▸ YOUR OBJECTIVE:
Exactly as they appear, set down all of the records.

** EXTRACTED INFORMATION follows **

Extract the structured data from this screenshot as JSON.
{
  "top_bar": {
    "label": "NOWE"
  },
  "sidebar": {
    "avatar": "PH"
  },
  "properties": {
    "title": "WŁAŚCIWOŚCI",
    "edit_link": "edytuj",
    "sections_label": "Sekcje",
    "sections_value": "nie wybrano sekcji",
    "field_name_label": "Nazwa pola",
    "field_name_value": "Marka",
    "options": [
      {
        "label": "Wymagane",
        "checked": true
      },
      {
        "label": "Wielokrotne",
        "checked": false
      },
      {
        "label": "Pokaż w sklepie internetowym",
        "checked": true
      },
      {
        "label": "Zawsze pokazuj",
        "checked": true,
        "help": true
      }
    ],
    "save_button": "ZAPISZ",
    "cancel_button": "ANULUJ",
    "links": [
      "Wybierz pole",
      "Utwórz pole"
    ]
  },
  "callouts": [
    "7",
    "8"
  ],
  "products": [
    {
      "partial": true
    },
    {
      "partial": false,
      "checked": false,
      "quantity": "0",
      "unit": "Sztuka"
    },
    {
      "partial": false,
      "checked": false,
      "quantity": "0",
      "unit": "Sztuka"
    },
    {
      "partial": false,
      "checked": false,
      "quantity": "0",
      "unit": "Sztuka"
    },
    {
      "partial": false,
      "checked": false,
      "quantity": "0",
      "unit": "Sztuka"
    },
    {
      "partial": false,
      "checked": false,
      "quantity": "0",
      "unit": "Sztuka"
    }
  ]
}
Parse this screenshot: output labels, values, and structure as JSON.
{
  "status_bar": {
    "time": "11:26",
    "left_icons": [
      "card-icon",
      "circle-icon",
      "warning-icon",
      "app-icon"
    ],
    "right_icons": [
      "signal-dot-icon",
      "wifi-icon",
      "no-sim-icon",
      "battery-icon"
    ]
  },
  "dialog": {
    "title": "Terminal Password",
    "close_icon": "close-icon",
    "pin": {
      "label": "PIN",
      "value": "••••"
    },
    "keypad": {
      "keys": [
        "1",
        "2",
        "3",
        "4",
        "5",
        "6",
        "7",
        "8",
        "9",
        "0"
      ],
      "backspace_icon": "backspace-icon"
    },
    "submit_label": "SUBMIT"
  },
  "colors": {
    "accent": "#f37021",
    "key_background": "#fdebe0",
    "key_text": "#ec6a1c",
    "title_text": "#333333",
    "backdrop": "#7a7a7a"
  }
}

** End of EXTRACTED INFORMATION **

▸ WRITTEN RESPONSE:
Extract the structured data from this screenshot as JSON.
{
  "top_bar": {
    "label": "NOWE"
  },
  "sidebar": {
    "avatar": "PH"
  },
  "properties": {
    "title": "WŁAŚCIWOŚCI",
    "edit_link": "edytuj",
    "sections_label": "Sekcje",
    "sections_value": "nie wybrano sekcji",
    "field_name_label": "Nazwa pola",
    "field_name_value": "Marka",
    "options": [
      {
        "label": "Wymagane",
        "checked": true
      },
      {
        "label": "Wielokrotne",
        "checked": false
      },
      {
        "label": "Pokaż w sklepie internetowym",
        "checked": true
      },
      {
        "label": "Zawsze pokazuj",
        "checked": true,
        "help": true
      }
    ],
    "save_button": "ZAPISZ",
    "cancel_button": "ANULUJ",
    "links": [
      "Wybierz pole",
      "Utwórz pole"
    ]
  },
  "callouts": [
    "7",
    "8"
  ],
  "products": [
    {
      "partial": true
    },
    {
      "partial": false,
      "checked": false,
      "quantity": "0",
      "unit": "Sztuka"
    },
    {
      "partial": false,
      "checked": false,
      "quantity": "0",
      "unit": "Sztuka"
    },
    {
      "partial": false,
      "checked": false,
      "quantity": "0",
      "unit": "Sztuka"
    },
    {
      "partial": false,
      "checked": false,
      "quantity": "0",
      "unit": "Sztuka"
    },
    {
      "partial": false,
      "checked": false,
      "quantity": "0",
      "unit": "Sztuka"
    }
  ]
}
Parse this screenshot: output labels, values, and structure as JSON.
{
  "status_bar": {
    "time": "11:26",
    "left_icons": [
      "card-icon",
      "circle-icon",
      "warning-icon",
      "app-icon"
    ],
    "right_icons": [
      "signal-dot-icon",
      "wifi-icon",
      "no-sim-icon",
      "battery-icon"
    ]
  },
  "dialog": {
    "title": "Terminal Password",
    "close_icon": "close-icon",
    "pin": {
      "label": "PIN",
      "value": "••••"
    },
    "keypad": {
      "keys": [
        "1",
        "2",
        "3",
        "4",
        "5",
        "6",
        "7",
        "8",
        "9",
        "0"
      ],
      "backspace_icon": "backspace-icon"
    },
    "submit_label": "SUBMIT"
  },
  "colors": {
    "accent": "#f37021",
    "key_background": "#fdebe0",
    "key_text": "#ec6a1c",
    "title_text": "#333333",
    "backdrop": "#7a7a7a"
  }
}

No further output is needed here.